I also went this weekend for a special birthday party for my aunt and met up with my cousin ....Wendy. She is very artistic and makes lovely vintage crafts including these beautiful pottery tealights. She also makes bunting and other decortive pieces from vintage fabrics. She is based at Lime Kiln Crafts (you can find her on facebook) and is inspired by her love of Cornwall. I think these tealights would look fab for Christmas but also I am thinking ahead to next years weddings....

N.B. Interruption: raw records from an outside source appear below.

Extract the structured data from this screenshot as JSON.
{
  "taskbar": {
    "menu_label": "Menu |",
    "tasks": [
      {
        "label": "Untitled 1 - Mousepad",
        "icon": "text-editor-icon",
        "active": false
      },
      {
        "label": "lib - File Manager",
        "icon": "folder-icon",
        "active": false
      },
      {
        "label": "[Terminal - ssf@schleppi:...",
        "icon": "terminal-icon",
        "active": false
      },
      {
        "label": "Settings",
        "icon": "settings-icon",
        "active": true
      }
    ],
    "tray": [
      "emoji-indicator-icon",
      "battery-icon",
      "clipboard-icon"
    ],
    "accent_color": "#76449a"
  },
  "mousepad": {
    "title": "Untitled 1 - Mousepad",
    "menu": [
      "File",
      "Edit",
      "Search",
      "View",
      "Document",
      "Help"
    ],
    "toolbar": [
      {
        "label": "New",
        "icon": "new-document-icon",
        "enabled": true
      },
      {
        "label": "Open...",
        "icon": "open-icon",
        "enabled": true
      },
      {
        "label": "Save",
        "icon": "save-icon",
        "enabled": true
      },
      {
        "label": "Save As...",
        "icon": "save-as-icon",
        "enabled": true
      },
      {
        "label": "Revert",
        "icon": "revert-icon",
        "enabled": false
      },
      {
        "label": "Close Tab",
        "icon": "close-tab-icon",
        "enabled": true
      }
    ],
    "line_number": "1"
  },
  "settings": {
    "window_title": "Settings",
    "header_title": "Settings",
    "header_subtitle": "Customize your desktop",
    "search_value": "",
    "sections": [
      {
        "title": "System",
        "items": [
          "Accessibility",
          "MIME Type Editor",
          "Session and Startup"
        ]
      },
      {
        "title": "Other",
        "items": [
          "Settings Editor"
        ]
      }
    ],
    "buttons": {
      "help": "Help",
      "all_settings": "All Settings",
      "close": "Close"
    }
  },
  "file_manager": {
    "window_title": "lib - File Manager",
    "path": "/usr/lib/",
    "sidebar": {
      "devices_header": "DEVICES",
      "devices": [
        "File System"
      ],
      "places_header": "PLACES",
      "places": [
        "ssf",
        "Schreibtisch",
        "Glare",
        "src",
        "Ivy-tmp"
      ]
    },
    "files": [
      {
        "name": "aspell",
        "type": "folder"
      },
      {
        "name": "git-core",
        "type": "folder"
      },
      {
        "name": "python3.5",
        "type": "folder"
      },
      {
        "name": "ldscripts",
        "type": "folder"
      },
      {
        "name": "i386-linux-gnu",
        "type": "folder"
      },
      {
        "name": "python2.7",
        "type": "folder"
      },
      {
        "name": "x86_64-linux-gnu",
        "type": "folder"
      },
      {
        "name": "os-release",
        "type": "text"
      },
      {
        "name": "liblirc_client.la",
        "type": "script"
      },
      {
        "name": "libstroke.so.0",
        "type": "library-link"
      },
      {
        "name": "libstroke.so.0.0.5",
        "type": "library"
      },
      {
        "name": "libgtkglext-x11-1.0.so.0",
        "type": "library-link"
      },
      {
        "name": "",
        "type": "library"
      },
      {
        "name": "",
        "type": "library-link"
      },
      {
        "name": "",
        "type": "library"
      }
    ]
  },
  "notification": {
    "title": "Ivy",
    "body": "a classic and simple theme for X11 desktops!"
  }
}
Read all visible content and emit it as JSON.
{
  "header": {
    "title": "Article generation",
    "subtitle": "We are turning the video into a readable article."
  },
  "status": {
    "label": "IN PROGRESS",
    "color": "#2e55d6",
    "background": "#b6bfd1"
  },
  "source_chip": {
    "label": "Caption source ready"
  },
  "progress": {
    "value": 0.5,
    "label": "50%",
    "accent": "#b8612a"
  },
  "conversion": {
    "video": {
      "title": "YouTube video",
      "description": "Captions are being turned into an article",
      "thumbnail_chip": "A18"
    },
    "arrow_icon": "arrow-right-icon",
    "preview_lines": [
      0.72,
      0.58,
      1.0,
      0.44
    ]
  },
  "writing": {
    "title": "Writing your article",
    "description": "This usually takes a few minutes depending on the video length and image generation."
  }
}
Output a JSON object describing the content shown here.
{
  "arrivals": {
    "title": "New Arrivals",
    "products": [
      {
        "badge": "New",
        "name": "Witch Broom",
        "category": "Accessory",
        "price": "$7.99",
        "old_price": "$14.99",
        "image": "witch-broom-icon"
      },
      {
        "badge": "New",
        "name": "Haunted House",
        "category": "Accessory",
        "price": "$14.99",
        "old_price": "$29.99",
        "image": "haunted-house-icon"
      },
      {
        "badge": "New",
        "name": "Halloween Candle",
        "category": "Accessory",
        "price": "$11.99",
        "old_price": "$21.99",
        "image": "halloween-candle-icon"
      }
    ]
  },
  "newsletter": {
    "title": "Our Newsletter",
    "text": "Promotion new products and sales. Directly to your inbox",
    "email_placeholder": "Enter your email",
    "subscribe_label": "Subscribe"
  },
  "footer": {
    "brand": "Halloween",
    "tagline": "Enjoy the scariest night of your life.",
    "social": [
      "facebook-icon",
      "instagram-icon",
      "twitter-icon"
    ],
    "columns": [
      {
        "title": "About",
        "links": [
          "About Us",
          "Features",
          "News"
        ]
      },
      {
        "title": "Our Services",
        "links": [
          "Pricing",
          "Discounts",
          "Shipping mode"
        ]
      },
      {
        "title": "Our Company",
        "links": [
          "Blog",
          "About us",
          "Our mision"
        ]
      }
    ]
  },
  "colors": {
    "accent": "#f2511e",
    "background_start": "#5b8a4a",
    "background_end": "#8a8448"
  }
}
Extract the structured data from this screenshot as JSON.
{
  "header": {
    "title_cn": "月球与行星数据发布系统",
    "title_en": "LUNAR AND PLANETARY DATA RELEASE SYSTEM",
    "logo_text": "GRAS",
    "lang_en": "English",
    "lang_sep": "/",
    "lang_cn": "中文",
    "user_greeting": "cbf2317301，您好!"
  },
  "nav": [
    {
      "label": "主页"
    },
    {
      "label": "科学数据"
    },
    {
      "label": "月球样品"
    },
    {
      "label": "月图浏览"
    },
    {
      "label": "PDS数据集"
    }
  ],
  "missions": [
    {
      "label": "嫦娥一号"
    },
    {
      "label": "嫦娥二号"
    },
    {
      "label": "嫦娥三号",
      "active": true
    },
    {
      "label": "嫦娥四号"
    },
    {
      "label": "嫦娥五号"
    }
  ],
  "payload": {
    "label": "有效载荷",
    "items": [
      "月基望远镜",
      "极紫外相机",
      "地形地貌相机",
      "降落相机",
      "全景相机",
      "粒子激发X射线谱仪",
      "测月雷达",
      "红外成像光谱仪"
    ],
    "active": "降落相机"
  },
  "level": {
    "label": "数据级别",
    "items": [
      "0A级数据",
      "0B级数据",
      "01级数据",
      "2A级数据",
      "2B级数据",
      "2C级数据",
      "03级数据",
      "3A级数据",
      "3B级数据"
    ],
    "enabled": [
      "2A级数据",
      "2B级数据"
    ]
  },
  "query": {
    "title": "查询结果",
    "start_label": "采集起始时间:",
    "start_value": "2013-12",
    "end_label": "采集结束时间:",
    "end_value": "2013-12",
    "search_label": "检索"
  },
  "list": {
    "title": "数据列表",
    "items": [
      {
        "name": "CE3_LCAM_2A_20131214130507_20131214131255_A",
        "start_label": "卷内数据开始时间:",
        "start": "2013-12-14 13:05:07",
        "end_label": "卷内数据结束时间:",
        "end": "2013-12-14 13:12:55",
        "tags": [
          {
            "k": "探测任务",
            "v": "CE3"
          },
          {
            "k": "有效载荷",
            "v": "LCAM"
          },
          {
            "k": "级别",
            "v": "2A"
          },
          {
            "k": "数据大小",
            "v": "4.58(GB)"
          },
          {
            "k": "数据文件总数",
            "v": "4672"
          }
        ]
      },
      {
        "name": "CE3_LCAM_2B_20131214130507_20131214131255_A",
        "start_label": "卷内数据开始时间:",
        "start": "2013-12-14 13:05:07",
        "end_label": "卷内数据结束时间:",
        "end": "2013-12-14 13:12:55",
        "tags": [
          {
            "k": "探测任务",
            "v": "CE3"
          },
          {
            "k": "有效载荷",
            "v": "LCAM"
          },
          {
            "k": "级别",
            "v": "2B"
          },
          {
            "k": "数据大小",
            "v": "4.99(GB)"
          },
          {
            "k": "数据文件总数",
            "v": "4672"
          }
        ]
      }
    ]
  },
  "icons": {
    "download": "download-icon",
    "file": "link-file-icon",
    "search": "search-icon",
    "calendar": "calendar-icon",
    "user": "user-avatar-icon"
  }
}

This weekend I was taking an order for a customer who couldn't decide what to call her flowers. "Is it a bouquet (sounds so old fashioned)....it's not a bunch" she said. I suggested a posy. My flowers definately don't look like bouquets you buy from other florists, there are no out of season flowers flown in from overseas. The usual question is "what is that flower? Followed by ....isn't it lovely...I haven't seen it before" It is so sad that people have become used to buying just a few types of flowers grown on a mass scale abroad and often because they have been bred to last (as they spend so long being transported here) they have no scent. I am part of a network of British growers who are "doing different". I grow on a small scale , small amounts of lots of different varieties. There are some who grow lots of one thing e.g. daffodils. Did you know we actually export daffodils! Much like the changes that have occured in food production we firmly believe that buying British and ideally local is best.
Since I started I have found that growing cut flowers is like a lost knowledge. The people who used to do it, know what lasts in a vase and how to grow are the older generation. It is rather like cooking and the arrival of the ready meal...only good in an emergency and if truth be told not real food. This is all about real flowers, for us and our wildlife. (Many more butterflies and bees have started visiting my garden since I started the cutting garden) I have just joined an organisation called Flowers from the Farm. They have a website showing lots of British Flower growers, worth a look to see the huge variety of seasonal British flowers being grown across the country.
Today I have been making an arrangement with the last of the roses mixed with hips and lots of autumn leaves. I am choosing some new roses for the cutting garden, they are coming from Peter Beales a great local grower based near Attleborough in Norfolk. I particularly want at least one which will produce long lasting beautiful hips.... I have chosen Rosa glauca....plus several varieties which produce beautiful blooms for cutting. I love to use rose hips at this time of year and have recently used them to decorate a marquee for a wedding. Obviously they are covered in thorns so they take quite some time to dethorn but the effect mixed with leaves is so evocative of an autumn hegderow it is worth it.
My story in flowers started as a child growing a tiny patch of London Pride Saxifraga...also known as Whimsey or Look Up and Kiss Me! Fast forward to 8 years ago when I started a City and Guilds training in floristry. I qualified as a florist and then to deepen my growing knowledge and skills I trained in horticulture as well. I trained under a WRAGS scheme at Darsham Nurseries and at Somerleyton Hall. Developing a passion for both growing and designing/arranging British garden flowers, I planted a cutting garden. Having become increasingly concerned about where and how flowers are grown, coupled with a love of British grown flowers. and natural styling, I now specialise in growing and using beautiful British grown flowers to make romantic natural designs. for weddings, events, gifts and much more.